Maryland has decided the state can no longer afford to investigate reports of child labor law violations.
The Employment Standards Service in the Division of Labor and Industry was abolished in two stages beginning in July, and nearly all of the 28 employees lost their jobs.
A recorded message at the state office refers callers to the federal Wage and Hour Division office.
"It's certainly increased our workload. Our telephone traffic has increased at least 25 percent since mid-October," said Travis Campbell of the U.S. Labor Department's Baltimore office, which enforces federal wage, hour and child labor laws. "We've tried to service the calls the best we can, but we have gained no more employees to handle it."
The federal Wage and Hour division cut its own nationwide staff by about 10 percent over the past year, as a result of budget restrictions.
Mr. Campbell said Delaware, Virginia, West Virginia and the District of Columbia maintain separate state enforcement programs.
Henry Koellein Jr., state commissioner of labor and industry, said the decision to abolish the agency was "a matter of plain economics."
The unit did not bring in revenues for the state (although it collected more than $1 million a year for workers who were due wages) and the federal laws covered many of the same areas, he said.
Maryland and the federal agency avoided overlap of investigations, Mr. Campbell noted.
Last year, the state agency reported child labor violations involving 172 employers and 488 minors, about the same level of activity as in 1989.

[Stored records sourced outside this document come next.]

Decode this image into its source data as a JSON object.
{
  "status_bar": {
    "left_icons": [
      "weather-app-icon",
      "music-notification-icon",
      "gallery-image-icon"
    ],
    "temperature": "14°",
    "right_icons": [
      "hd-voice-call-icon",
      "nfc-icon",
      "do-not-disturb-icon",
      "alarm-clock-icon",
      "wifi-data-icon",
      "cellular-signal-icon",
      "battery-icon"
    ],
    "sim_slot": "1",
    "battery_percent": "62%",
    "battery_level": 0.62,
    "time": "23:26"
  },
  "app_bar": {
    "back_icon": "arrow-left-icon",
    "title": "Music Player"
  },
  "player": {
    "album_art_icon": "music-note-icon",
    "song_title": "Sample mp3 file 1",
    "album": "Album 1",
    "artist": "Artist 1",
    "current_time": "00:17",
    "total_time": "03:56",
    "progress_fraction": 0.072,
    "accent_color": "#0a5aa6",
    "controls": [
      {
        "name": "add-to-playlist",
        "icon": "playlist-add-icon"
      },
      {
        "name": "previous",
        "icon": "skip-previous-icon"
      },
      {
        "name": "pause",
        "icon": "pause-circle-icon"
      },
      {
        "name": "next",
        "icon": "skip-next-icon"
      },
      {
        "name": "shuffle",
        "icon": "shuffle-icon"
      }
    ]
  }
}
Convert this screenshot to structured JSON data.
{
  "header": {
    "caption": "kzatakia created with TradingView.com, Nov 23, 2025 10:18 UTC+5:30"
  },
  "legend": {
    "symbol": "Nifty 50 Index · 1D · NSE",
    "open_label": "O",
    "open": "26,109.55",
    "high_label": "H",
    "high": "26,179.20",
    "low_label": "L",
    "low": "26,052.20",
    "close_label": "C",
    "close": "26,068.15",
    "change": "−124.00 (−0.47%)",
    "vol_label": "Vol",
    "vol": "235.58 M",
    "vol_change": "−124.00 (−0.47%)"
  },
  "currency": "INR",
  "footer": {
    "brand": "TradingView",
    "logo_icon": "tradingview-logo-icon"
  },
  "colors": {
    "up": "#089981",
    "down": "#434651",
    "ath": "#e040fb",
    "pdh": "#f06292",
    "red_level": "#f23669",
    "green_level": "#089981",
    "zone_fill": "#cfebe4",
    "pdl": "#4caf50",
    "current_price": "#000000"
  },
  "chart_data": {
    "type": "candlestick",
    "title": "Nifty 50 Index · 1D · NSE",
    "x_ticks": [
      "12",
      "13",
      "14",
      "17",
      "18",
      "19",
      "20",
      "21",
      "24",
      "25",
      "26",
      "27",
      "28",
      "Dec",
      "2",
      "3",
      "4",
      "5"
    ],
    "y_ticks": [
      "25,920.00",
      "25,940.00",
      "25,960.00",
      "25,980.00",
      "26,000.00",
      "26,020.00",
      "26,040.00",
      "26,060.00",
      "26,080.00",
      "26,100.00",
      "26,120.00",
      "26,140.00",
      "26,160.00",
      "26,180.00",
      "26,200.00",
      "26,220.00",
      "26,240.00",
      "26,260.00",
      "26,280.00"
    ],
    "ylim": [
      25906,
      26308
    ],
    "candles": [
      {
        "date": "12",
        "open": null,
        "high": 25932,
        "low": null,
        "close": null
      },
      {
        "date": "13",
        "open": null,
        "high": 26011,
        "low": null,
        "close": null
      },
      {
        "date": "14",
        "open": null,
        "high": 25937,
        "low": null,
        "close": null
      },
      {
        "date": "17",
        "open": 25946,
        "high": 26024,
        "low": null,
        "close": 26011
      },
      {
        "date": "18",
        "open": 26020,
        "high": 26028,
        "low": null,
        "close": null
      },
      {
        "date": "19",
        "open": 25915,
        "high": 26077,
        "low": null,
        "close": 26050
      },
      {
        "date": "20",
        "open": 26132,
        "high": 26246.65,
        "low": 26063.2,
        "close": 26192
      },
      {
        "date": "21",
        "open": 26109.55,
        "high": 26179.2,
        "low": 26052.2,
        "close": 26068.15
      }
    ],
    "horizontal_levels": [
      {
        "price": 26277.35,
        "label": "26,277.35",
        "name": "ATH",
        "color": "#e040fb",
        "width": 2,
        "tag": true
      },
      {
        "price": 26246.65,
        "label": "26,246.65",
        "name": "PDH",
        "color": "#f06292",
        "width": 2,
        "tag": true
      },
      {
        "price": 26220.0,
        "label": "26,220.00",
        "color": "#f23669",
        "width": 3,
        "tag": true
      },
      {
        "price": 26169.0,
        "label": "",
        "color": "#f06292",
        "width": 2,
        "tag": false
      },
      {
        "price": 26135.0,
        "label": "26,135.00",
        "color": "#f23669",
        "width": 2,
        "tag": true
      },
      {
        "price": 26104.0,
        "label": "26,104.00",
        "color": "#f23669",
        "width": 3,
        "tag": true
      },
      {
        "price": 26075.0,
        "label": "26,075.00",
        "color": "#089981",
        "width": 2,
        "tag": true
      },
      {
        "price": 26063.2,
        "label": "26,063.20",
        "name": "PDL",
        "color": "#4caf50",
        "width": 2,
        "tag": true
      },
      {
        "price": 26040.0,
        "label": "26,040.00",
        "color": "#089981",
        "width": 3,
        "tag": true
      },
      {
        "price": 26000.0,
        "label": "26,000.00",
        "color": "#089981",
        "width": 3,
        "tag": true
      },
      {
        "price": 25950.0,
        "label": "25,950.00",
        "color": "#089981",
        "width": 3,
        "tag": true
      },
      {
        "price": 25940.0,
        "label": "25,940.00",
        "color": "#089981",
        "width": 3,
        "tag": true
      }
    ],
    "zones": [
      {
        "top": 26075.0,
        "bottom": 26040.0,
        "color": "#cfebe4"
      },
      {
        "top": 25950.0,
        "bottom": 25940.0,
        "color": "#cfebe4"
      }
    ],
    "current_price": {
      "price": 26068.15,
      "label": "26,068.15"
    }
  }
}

Unlike the federal government, the state cannot fine employers but must take them to court.